Riding solo trips in places like Canyonlands is something to be thoughtfully and carefully considered. It’s all fun and games until something goes wrong – a mechanical failure or an injury will seriously complicate one’s day. I carry two satellite communications devices and use my brain – there’s almost no mobile coverage for the entire route. The White Rim Trail is remote, but reasonably well-traveled with essentially one road to follow. If something were to happen, it wouldn’t be too long before another traveler would come along. But I carry tools, spare parts, plenty of fuel and LOTS of water. Most sources will suggest a gallon of water per day per person, especially when it’s hot.
I LOVE beginning rides at dawn. The light is beautiful, temperatures cool, wind calm and practically zero traffic.
I trucked to the corner of Highway 313 and Mineral Road in the dark, parked the truck, unloaded the bike and geared up as the sun was just getting bright enough to ride. Here’s a map! White Rim is a circuitous trip and there’s plenty of discussion about which direction to ride – I chose anti-clockwise to keep the sun out of my eyes at the beginning of the trip. The early start and direction also means I hit the Green River sandy spots early – many suggest it’s the most difficult part of the ride. On this trip, the sand was pretty well packed and on the 500 was not even memorable. Technically, the riding is easy as long as it’s dry. In the rain on a bigger bike, the White Rim can become a serious handful of snotty mud that’s best avoided.
My riding is always a compromise between enjoying the sights and enjoying the riding. Fast enough to keep it interesting (and legal) but slow enough to appreciate the scenery.
The speed limit on the White Rim Trail is 15 MPH and is enforced.
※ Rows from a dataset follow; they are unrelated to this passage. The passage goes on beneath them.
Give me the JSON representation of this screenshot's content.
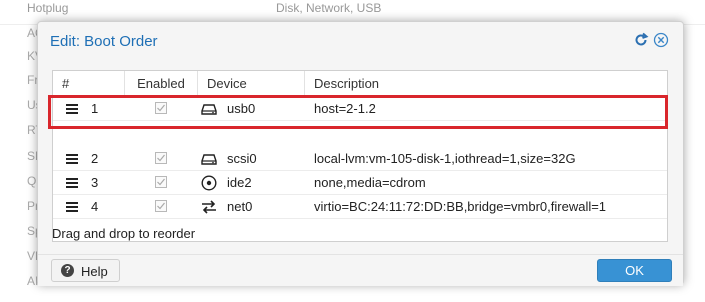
{
  "background": {
    "top_row": {
      "key": "Hotplug",
      "value": "Disk, Network, USB"
    },
    "left_labels": [
      "AC",
      "KV",
      "Fr",
      "Us",
      "RT",
      "SM",
      "QE",
      "Pr",
      "Sp",
      "VM",
      "AI"
    ]
  },
  "dialog": {
    "title": "Edit: Boot Order",
    "columns": {
      "index": "#",
      "enabled": "Enabled",
      "device": "Device",
      "description": "Description"
    },
    "rows": [
      {
        "index": "1",
        "enabled": true,
        "device_icon": "usb-drive-icon",
        "device": "usb0",
        "description": "host=2-1.2"
      },
      {
        "index": "2",
        "enabled": true,
        "device_icon": "hard-drive-icon",
        "device": "scsi0",
        "description": "local-lvm:vm-105-disk-1,iothread=1,size=32G"
      },
      {
        "index": "3",
        "enabled": true,
        "device_icon": "cdrom-icon",
        "device": "ide2",
        "description": "none,media=cdrom"
      },
      {
        "index": "4",
        "enabled": true,
        "device_icon": "network-exchange-icon",
        "device": "net0",
        "description": "virtio=BC:24:11:72:DD:BB,bridge=vmbr0,firewall=1"
      }
    ],
    "hint": "Drag and drop to reorder",
    "help_label": "Help",
    "ok_label": "OK",
    "highlight_color": "#d9262c",
    "accent_color": "#3892d4"
  }
}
For those interested in bikes and rides like this, here’s a list of some of my favorite resources- they’re not sponsors, but I like ’em.
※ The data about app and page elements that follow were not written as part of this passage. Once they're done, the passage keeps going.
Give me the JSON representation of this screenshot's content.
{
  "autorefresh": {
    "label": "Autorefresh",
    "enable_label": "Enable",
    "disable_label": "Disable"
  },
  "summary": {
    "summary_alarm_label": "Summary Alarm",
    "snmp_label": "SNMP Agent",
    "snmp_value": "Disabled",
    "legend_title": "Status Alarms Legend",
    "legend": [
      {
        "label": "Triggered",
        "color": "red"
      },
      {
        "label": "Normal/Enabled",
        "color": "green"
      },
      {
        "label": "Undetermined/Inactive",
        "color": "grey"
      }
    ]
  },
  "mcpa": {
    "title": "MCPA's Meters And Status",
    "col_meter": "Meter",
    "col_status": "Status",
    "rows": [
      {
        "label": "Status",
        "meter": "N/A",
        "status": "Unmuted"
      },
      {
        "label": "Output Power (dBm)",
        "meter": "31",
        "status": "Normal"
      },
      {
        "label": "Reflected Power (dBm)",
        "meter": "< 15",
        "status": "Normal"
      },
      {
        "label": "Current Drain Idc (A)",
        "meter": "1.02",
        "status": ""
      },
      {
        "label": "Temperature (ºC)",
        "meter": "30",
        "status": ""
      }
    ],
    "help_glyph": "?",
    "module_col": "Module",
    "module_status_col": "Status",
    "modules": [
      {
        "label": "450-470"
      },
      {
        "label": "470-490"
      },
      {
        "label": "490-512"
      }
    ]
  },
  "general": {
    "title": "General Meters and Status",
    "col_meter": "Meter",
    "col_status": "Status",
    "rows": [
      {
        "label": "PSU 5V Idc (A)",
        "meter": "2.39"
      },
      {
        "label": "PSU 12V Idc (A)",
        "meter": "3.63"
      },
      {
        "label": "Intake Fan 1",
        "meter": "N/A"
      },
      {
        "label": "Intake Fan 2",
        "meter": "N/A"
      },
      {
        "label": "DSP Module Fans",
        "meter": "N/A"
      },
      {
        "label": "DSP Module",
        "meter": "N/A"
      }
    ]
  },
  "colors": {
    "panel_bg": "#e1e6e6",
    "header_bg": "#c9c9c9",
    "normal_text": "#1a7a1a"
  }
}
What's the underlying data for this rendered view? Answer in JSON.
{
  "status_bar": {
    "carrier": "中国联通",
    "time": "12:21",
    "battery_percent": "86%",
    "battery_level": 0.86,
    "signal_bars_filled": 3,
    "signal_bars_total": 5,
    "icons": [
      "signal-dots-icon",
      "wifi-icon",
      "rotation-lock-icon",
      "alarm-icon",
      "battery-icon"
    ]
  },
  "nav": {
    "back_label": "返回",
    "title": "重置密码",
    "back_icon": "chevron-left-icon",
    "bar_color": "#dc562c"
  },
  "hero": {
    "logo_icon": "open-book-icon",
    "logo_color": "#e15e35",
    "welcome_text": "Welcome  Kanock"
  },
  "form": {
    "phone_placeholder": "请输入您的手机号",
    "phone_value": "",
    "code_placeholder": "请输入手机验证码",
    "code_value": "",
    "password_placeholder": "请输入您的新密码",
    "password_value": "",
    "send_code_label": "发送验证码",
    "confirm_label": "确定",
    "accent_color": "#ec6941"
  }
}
www.motoventures.com for training- a great dirt-first program. Motoventures will start you as if you’ve never seen a motorcycle before. Great for beginners, but also for those who likely have developed bad habits in the past. Very friendly environment for women and kids, too.
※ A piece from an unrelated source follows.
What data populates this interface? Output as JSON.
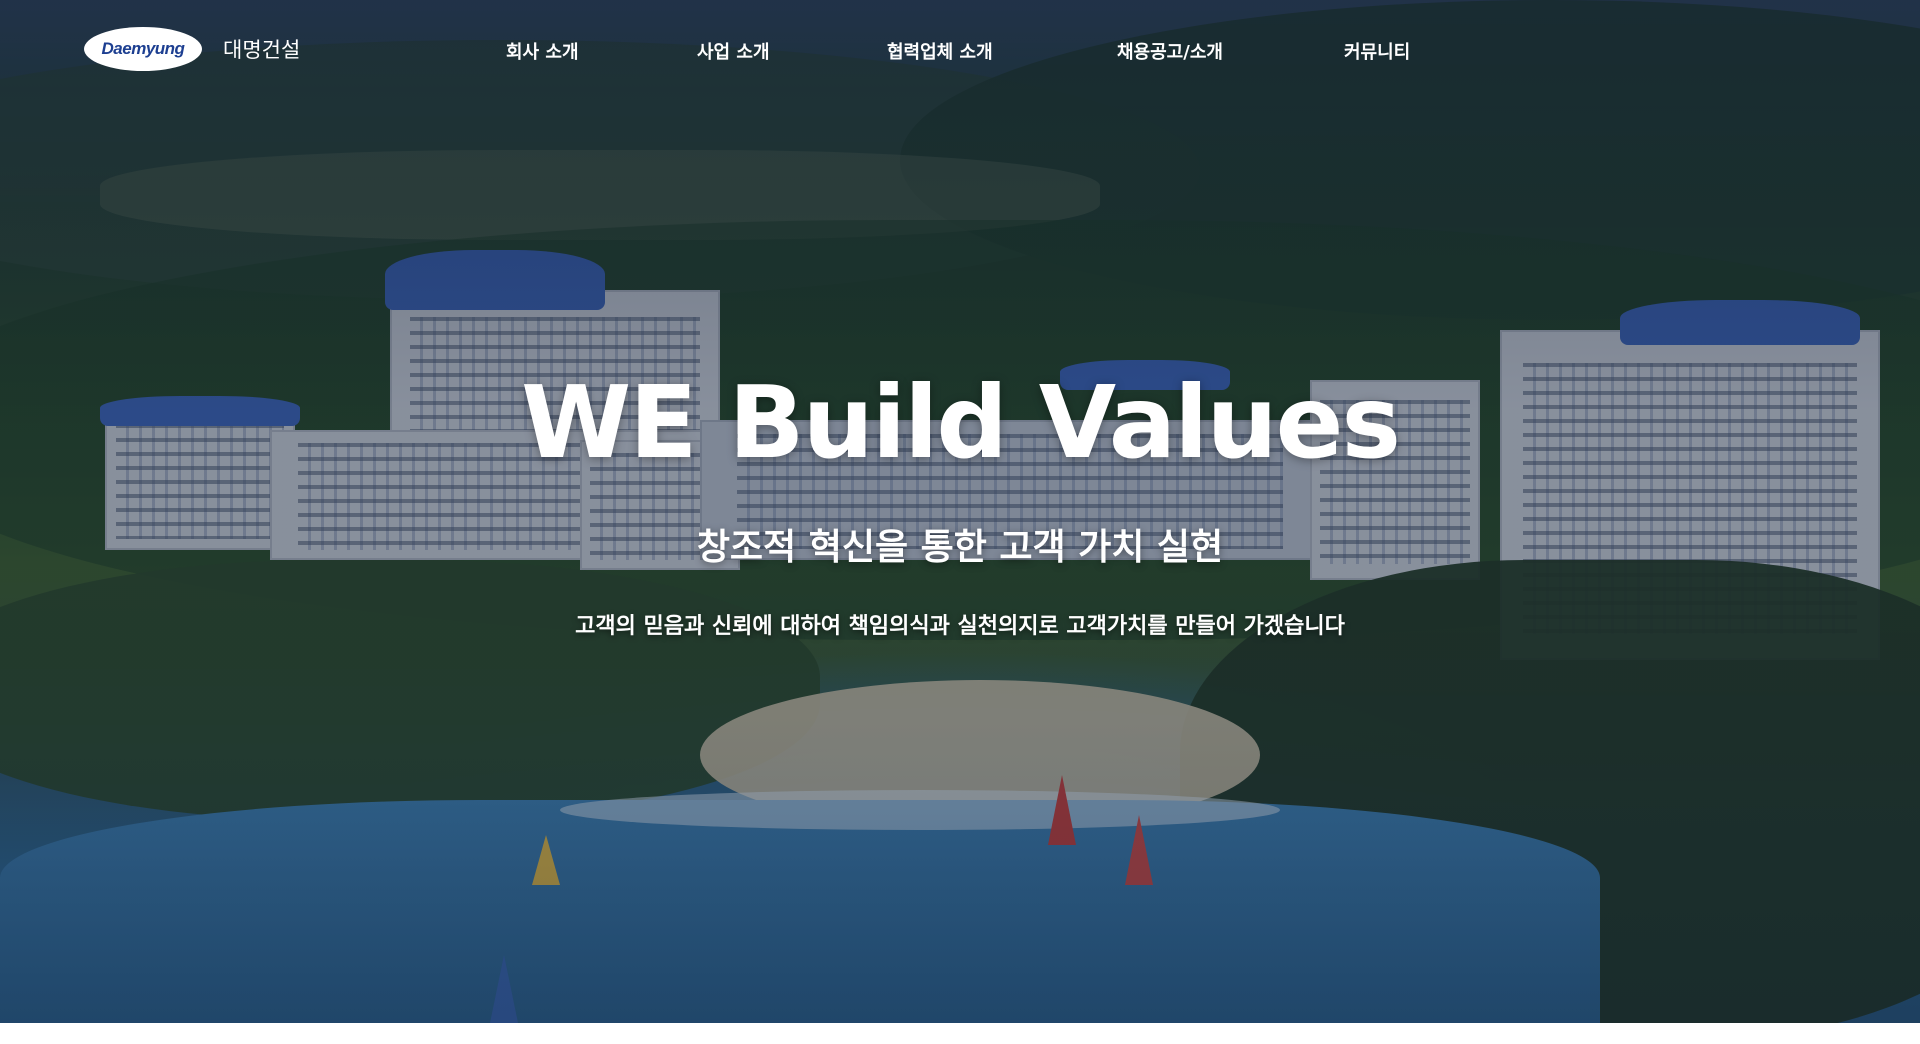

www.ktmusa.com makers of the finest motorcycles ever created by nonspecifichigherpower.
www.rockymountainatvmc.com PLENTY of inventory, shipping is fast and reliable. OEM parts, too.
www.revzilla.com Revzilla is an amazing retailer. They’re in-house video procession is incredible for any type of products. Very comprehensive video demos for many products. well done, a great resource.
www.findmespot.com/en/ I carry a SPOT satellite tracker wherever I ride- peace of mind for me and my family.
www.findmespot.com/en/ Although possible redundant with the SPOT, I also carry an InReach device with allows two-way, satellite based communications.
www.toyota.com/tundra LOVE our Tundra.
www.klim.com/off-road Ride with protective gear. Always.
www.araiamericas.com/helmets/xd4 Have a $10 head? Buy a $10 helmet. They don’t sell those at Arai.
https://www.chapmoto.com/sidi-crossfire-2-ta-boots-parent-043-2131-x-40 Chaparral Motorsports is a big retailer of motorcycles and associated gear, and my Sidi Crossfire boots came from there. Sure, one can fine lighter boots that one can hike or walk in a museum, and I think that’s great. I have sneakers for that. If I’m on a bike, I’m in these boots- they’ve saves my feet, shins and ankles more times than I can count.
www.siriusxm.com Every bike I have has an XM player on it. My buddies think I’m crazy.
www.giantloopmoto.com for the Mojavi saddlebags that are always on my bikes, full of tools, tubes, first aid and various bits and bobs.